Emily Badger is a former staff writer at CityLab. Her work has previously appeared in Pacific Standard, GOOD, The Christian Science Monitor, and The New York Times. She lives in the Washington, D.C. area.
And where bike commuting has been growing the fastest.
The Institute for Quality Communities at the University of Oklahoma recently dug through the latest Census metrics on how Americans commute to work, a dataset locally notable for the fact that Tulsa and Oklahoma City don't compare all that well. Relative to the 60 largest cities in America, Oklahoma City ranks last in the share of commuters – 2.2 percent of them – who get to work by biking, walking or transit. That's as much a reflection of the design of the city as the preferences of its commuters: Simply put, Oklahoma City was built for cars.
In the process of unearthing this ignoble distinction, IQC fellow Shane Hampton also posted some nice visualizations of how major cities stack up against each other by commuter mode share. The data comes from the 2012 American Community Survey, which records how people primarily get to and from their jobs (not necessarily how they make all of their daily trips, to destinations like the grocery store or church). The original charts are interactive, with individual data points. But we've pulled out a few here as well.
New York, not surprisingly, has the highest share of non-car commuters (67 percent):
Breaking that down by region and individual mode share, here is the Northwest, the Midwest, and the Southeast.
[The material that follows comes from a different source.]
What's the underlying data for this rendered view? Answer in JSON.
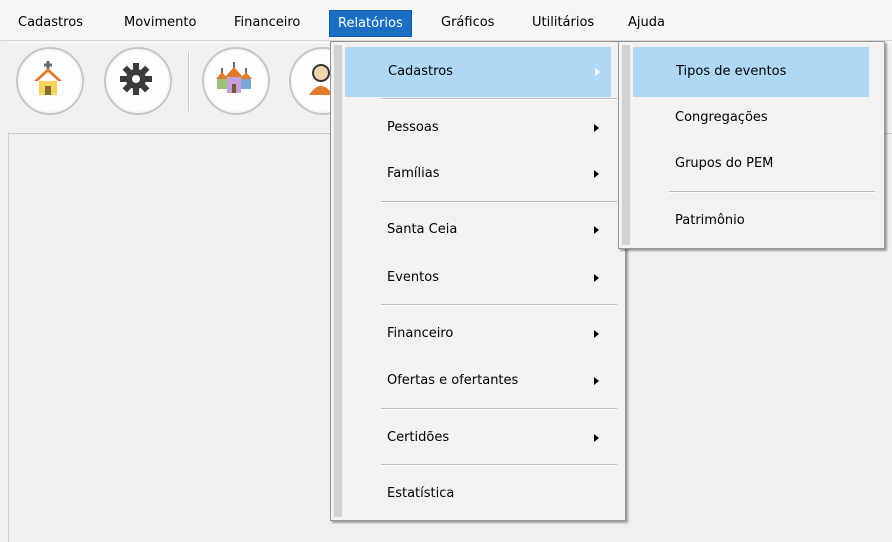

Beware, each scale is different:
And here is a range of cities – from notably different climates, Hampton points out – where biking mode share has significantly increased in the last decade:
All charts courtesy of the University of Oklahoma Institute for Quality Communities.